« Reply #3449 on: April 09, 2013, 04:02:01 PM »
Background: We provide services A & B to clients. We have a contract with Vendor to provide A with our clients. <snip> All went well until last week, when clients called and told us that Vendor insisted they pay Vendor for B.  I thought, "No big deal. I'll call them up and straighten it out."

Beginning of big deal:  I called them up and told our rep, "Susie" of the problem. Susie's response, "Well, we checked your website and the way we read it, we should have been charging them for B all along."
Why would Vendor have the right to charge for service B?  They only provide service A as a sub to Your Company.  I assume that Your Company provides service B either directly or through another vendor.

If Your Company is contracted to provide A & B, why don't they bill for both, then pay Vendor for providing service A?  I don't know the specifics of this situation, but usually the prime contractor gets paid by the client and then, in turn, pay their subcontractors after collecting a service or management fee.  When I was a consulting civil engineer, we often contracted with surveyors.  We billed the client for the surveyors' work and added a 10% "management fee" for our effort in coordinating the work.

I wrote the scenario in a very generic way. To explain why our system does not work the way yours does would be to provide too much information.
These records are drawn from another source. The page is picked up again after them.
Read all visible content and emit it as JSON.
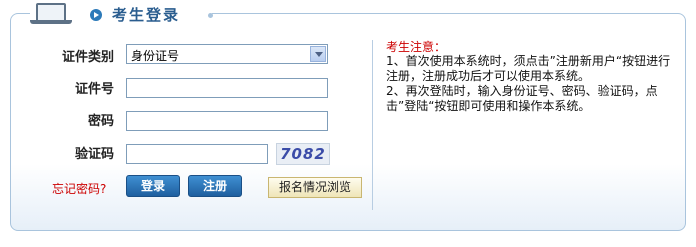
{
  "header": {
    "title": "考生登录"
  },
  "form": {
    "id_type_label": "证件类别",
    "id_type_value": "身份证号",
    "id_number_label": "证件号",
    "password_label": "密码",
    "captcha_label": "验证码",
    "captcha_code": "7082",
    "forgot_password": "忘记密码?",
    "login_button": "登录",
    "register_button": "注册",
    "browse_button": "报名情况浏览"
  },
  "notice": {
    "title": "考生注意：",
    "item1": "1、首次使用本系统时，须点击”注册新用户“按钮进行注册，注册成功后才可以使用本系统。",
    "item2": "2、再次登陆时，输入身份证号、密码、验证码，点击”登陆“按钮即可使用和操作本系统。"
  },
  "colors": {
    "accent": "#2a5d8f",
    "button": "#2f7bbf",
    "warning": "#cc0000"
  }
}
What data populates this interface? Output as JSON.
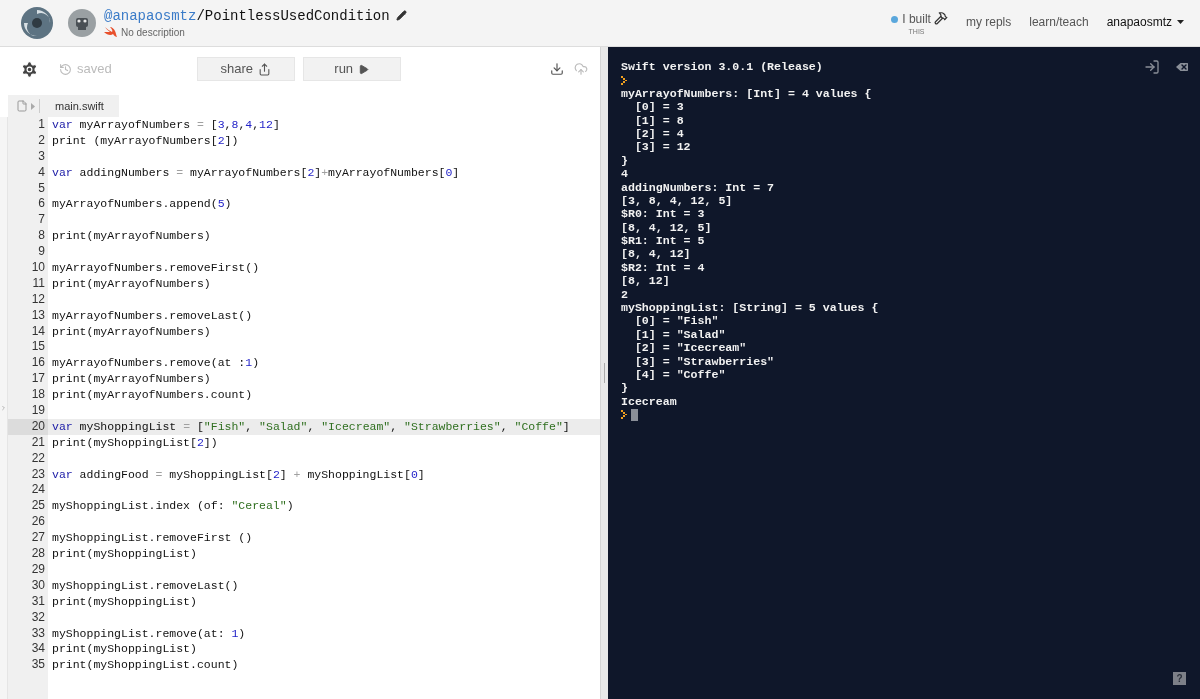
{
  "header": {
    "owner": "@anapaosmtz",
    "repl_name": "/PointlessUsedCondition",
    "description": "No description",
    "nav": [
      {
        "kind": "built",
        "label": "I built",
        "sublabel": "THIS"
      },
      {
        "kind": "link",
        "label": "my repls"
      },
      {
        "kind": "link",
        "label": "learn/teach"
      }
    ],
    "user_menu": "anapaosmtz"
  },
  "toolbar": {
    "status": "saved",
    "buttons": [
      {
        "kind": "share",
        "label": "share"
      },
      {
        "kind": "run",
        "label": "run"
      }
    ]
  },
  "file_tab": "main.swift",
  "editor": {
    "lines": [
      {
        "number": "1",
        "current": false,
        "tokens": [
          {
            "kind": "keyword",
            "text": "var"
          },
          {
            "kind": "plain",
            "text": " myArrayofNumbers "
          },
          {
            "kind": "operator",
            "text": "="
          },
          {
            "kind": "plain",
            "text": " ["
          },
          {
            "kind": "number",
            "text": "3"
          },
          {
            "kind": "plain",
            "text": ","
          },
          {
            "kind": "number",
            "text": "8"
          },
          {
            "kind": "plain",
            "text": ","
          },
          {
            "kind": "number",
            "text": "4"
          },
          {
            "kind": "plain",
            "text": ","
          },
          {
            "kind": "number",
            "text": "12"
          },
          {
            "kind": "plain",
            "text": "]"
          }
        ]
      },
      {
        "number": "2",
        "current": false,
        "tokens": [
          {
            "kind": "plain",
            "text": "print (myArrayofNumbers["
          },
          {
            "kind": "number",
            "text": "2"
          },
          {
            "kind": "plain",
            "text": "])"
          }
        ]
      },
      {
        "number": "3",
        "current": false
      },
      {
        "number": "4",
        "current": false,
        "tokens": [
          {
            "kind": "keyword",
            "text": "var"
          },
          {
            "kind": "plain",
            "text": " addingNumbers "
          },
          {
            "kind": "operator",
            "text": "="
          },
          {
            "kind": "plain",
            "text": " myArrayofNumbers["
          },
          {
            "kind": "number",
            "text": "2"
          },
          {
            "kind": "plain",
            "text": "]"
          },
          {
            "kind": "operator",
            "text": "+"
          },
          {
            "kind": "plain",
            "text": "myArrayofNumbers["
          },
          {
            "kind": "number",
            "text": "0"
          },
          {
            "kind": "plain",
            "text": "]"
          }
        ]
      },
      {
        "number": "5",
        "current": false
      },
      {
        "number": "6",
        "current": false,
        "tokens": [
          {
            "kind": "plain",
            "text": "myArrayofNumbers.append("
          },
          {
            "kind": "number",
            "text": "5"
          },
          {
            "kind": "plain",
            "text": ")"
          }
        ]
      },
      {
        "number": "7",
        "current": false
      },
      {
        "number": "8",
        "current": false,
        "tokens": [
          {
            "kind": "plain",
            "text": "print(myArrayofNumbers)"
          }
        ]
      },
      {
        "number": "9",
        "current": false
      },
      {
        "number": "10",
        "current": false,
        "tokens": [
          {
            "kind": "plain",
            "text": "myArrayofNumbers.removeFirst()"
          }
        ]
      },
      {
        "number": "11",
        "current": false,
        "tokens": [
          {
            "kind": "plain",
            "text": "print(myArrayofNumbers)"
          }
        ]
      },
      {
        "number": "12",
        "current": false
      },
      {
        "number": "13",
        "current": false,
        "tokens": [
          {
            "kind": "plain",
            "text": "myArrayofNumbers.removeLast()"
          }
        ]
      },
      {
        "number": "14",
        "current": false,
        "tokens": [
          {
            "kind": "plain",
            "text": "print(myArrayofNumbers)"
          }
        ]
      },
      {
        "number": "15",
        "current": false
      },
      {
        "number": "16",
        "current": false,
        "tokens": [
          {
            "kind": "plain",
            "text": "myArrayofNumbers.remove(at :"
          },
          {
            "kind": "number",
            "text": "1"
          },
          {
            "kind": "plain",
            "text": ")"
          }
        ]
      },
      {
        "number": "17",
        "current": false,
        "tokens": [
          {
            "kind": "plain",
            "text": "print(myArrayofNumbers)"
          }
        ]
      },
      {
        "number": "18",
        "current": false,
        "tokens": [
          {
            "kind": "plain",
            "text": "print(myArrayofNumbers.count)"
          }
        ]
      },
      {
        "number": "19",
        "current": false
      },
      {
        "number": "20",
        "current": true,
        "tokens": [
          {
            "kind": "keyword",
            "text": "var"
          },
          {
            "kind": "plain",
            "text": " myShoppingList "
          },
          {
            "kind": "operator",
            "text": "="
          },
          {
            "kind": "plain",
            "text": " ["
          },
          {
            "kind": "string",
            "text": "\"Fish\""
          },
          {
            "kind": "plain",
            "text": ", "
          },
          {
            "kind": "string",
            "text": "\"Salad\""
          },
          {
            "kind": "plain",
            "text": ", "
          },
          {
            "kind": "string",
            "text": "\"Icecream\""
          },
          {
            "kind": "plain",
            "text": ", "
          },
          {
            "kind": "string",
            "text": "\"Strawberries\""
          },
          {
            "kind": "plain",
            "text": ", "
          },
          {
            "kind": "string",
            "text": "\"Coffe\""
          },
          {
            "kind": "plain",
            "text": "]"
          }
        ]
      },
      {
        "number": "21",
        "current": false,
        "tokens": [
          {
            "kind": "plain",
            "text": "print(myShoppingList["
          },
          {
            "kind": "number",
            "text": "2"
          },
          {
            "kind": "plain",
            "text": "])"
          }
        ]
      },
      {
        "number": "22",
        "current": false
      },
      {
        "number": "23",
        "current": false,
        "tokens": [
          {
            "kind": "keyword",
            "text": "var"
          },
          {
            "kind": "plain",
            "text": " addingFood "
          },
          {
            "kind": "operator",
            "text": "="
          },
          {
            "kind": "plain",
            "text": " myShoppingList["
          },
          {
            "kind": "number",
            "text": "2"
          },
          {
            "kind": "plain",
            "text": "] "
          },
          {
            "kind": "operator",
            "text": "+"
          },
          {
            "kind": "plain",
            "text": " myShoppingList["
          },
          {
            "kind": "number",
            "text": "0"
          },
          {
            "kind": "plain",
            "text": "]"
          }
        ]
      },
      {
        "number": "24",
        "current": false
      },
      {
        "number": "25",
        "current": false,
        "tokens": [
          {
            "kind": "plain",
            "text": "myShoppingList.index (of: "
          },
          {
            "kind": "string",
            "text": "\"Cereal\""
          },
          {
            "kind": "plain",
            "text": ")"
          }
        ]
      },
      {
        "number": "26",
        "current": false
      },
      {
        "number": "27",
        "current": false,
        "tokens": [
          {
            "kind": "plain",
            "text": "myShoppingList.removeFirst ()"
          }
        ]
      },
      {
        "number": "28",
        "current": false,
        "tokens": [
          {
            "kind": "plain",
            "text": "print(myShoppingList)"
          }
        ]
      },
      {
        "number": "29",
        "current": false
      },
      {
        "number": "30",
        "current": false,
        "tokens": [
          {
            "kind": "plain",
            "text": "myShoppingList.removeLast()"
          }
        ]
      },
      {
        "number": "31",
        "current": false,
        "tokens": [
          {
            "kind": "plain",
            "text": "print(myShoppingList)"
          }
        ]
      },
      {
        "number": "32",
        "current": false
      },
      {
        "number": "33",
        "current": false,
        "tokens": [
          {
            "kind": "plain",
            "text": "myShoppingList.remove(at: "
          },
          {
            "kind": "number",
            "text": "1"
          },
          {
            "kind": "plain",
            "text": ")"
          }
        ]
      },
      {
        "number": "34",
        "current": false,
        "tokens": [
          {
            "kind": "plain",
            "text": "print(myShoppingList)"
          }
        ]
      },
      {
        "number": "35",
        "current": false,
        "tokens": [
          {
            "kind": "plain",
            "text": "print(myShoppingList.count)"
          }
        ]
      }
    ]
  },
  "console": {
    "help": "?",
    "lines": [
      {
        "kind": "text",
        "text": "Swift version 3.0.1 (Release)"
      },
      {
        "kind": "prompt",
        "cursor": false
      },
      {
        "kind": "text",
        "text": "myArrayofNumbers: [Int] = 4 values {"
      },
      {
        "kind": "text",
        "text": "  [0] = 3"
      },
      {
        "kind": "text",
        "text": "  [1] = 8"
      },
      {
        "kind": "text",
        "text": "  [2] = 4"
      },
      {
        "kind": "text",
        "text": "  [3] = 12"
      },
      {
        "kind": "text",
        "text": "}"
      },
      {
        "kind": "text",
        "text": "4"
      },
      {
        "kind": "text",
        "text": "addingNumbers: Int = 7"
      },
      {
        "kind": "text",
        "text": "[3, 8, 4, 12, 5]"
      },
      {
        "kind": "text",
        "text": "$R0: Int = 3"
      },
      {
        "kind": "text",
        "text": "[8, 4, 12, 5]"
      },
      {
        "kind": "text",
        "text": "$R1: Int = 5"
      },
      {
        "kind": "text",
        "text": "[8, 4, 12]"
      },
      {
        "kind": "text",
        "text": "$R2: Int = 4"
      },
      {
        "kind": "text",
        "text": "[8, 12]"
      },
      {
        "kind": "text",
        "text": "2"
      },
      {
        "kind": "text",
        "text": "myShoppingList: [String] = 5 values {"
      },
      {
        "kind": "text",
        "text": "  [0] = \"Fish\""
      },
      {
        "kind": "text",
        "text": "  [1] = \"Salad\""
      },
      {
        "kind": "text",
        "text": "  [2] = \"Icecream\""
      },
      {
        "kind": "text",
        "text": "  [3] = \"Strawberries\""
      },
      {
        "kind": "text",
        "text": "  [4] = \"Coffe\""
      },
      {
        "kind": "text",
        "text": "}"
      },
      {
        "kind": "text",
        "text": "Icecream"
      },
      {
        "kind": "prompt",
        "cursor": true
      }
    ]
  }
}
You'll just have to take my word for it that our system works the way it works.